GOAL OF THE EXERCISE:
Read through the listing below and copy each line in which the word "mins" occurs.

RECORD EXCERPTS:
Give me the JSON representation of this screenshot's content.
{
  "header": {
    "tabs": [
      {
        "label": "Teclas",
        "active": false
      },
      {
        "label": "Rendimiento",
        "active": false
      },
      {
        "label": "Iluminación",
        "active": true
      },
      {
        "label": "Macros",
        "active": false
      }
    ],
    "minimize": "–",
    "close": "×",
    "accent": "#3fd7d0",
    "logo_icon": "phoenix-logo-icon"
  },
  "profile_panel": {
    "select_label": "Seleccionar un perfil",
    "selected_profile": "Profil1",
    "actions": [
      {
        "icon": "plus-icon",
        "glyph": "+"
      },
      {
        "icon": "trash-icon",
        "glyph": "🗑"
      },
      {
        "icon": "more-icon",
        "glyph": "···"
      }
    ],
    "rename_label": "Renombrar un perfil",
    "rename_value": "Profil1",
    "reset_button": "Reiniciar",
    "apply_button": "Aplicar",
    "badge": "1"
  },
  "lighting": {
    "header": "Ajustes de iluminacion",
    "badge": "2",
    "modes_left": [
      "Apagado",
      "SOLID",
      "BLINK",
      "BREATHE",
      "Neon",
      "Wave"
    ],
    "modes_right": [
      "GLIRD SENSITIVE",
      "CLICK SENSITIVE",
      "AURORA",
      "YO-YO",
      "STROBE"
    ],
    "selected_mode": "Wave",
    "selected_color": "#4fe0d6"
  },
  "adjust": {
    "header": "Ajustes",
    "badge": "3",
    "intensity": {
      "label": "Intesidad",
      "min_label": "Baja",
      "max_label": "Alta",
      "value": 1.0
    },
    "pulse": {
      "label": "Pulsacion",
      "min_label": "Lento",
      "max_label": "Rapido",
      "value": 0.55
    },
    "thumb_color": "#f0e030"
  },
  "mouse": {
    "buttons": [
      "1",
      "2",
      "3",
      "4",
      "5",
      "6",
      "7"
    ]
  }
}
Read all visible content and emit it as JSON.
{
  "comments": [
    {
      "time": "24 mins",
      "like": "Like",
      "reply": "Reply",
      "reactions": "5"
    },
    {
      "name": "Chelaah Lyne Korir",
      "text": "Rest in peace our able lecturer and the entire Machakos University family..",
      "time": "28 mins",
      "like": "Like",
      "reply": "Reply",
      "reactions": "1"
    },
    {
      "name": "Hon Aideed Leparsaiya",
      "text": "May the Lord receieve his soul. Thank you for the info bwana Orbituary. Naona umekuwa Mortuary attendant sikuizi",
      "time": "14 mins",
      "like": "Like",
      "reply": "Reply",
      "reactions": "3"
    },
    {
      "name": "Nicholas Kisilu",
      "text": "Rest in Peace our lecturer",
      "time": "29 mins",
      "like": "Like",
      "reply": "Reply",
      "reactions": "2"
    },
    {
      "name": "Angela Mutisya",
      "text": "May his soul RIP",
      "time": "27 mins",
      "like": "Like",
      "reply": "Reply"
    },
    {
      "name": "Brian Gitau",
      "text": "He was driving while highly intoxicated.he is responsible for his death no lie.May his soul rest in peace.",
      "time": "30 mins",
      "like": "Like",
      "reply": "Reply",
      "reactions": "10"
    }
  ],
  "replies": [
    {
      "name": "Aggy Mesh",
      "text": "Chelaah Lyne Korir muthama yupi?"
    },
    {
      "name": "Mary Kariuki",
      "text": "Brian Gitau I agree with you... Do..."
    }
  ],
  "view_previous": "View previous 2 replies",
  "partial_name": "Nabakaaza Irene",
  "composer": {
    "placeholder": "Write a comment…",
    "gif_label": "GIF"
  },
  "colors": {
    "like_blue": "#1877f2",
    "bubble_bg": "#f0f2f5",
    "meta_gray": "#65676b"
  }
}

THE ANSWER:
      "time": "24 mins",
      "time": "28 mins",
      "time": "14 mins",
      "time": "29 mins",
      "time": "27 mins",
      "time": "30 mins",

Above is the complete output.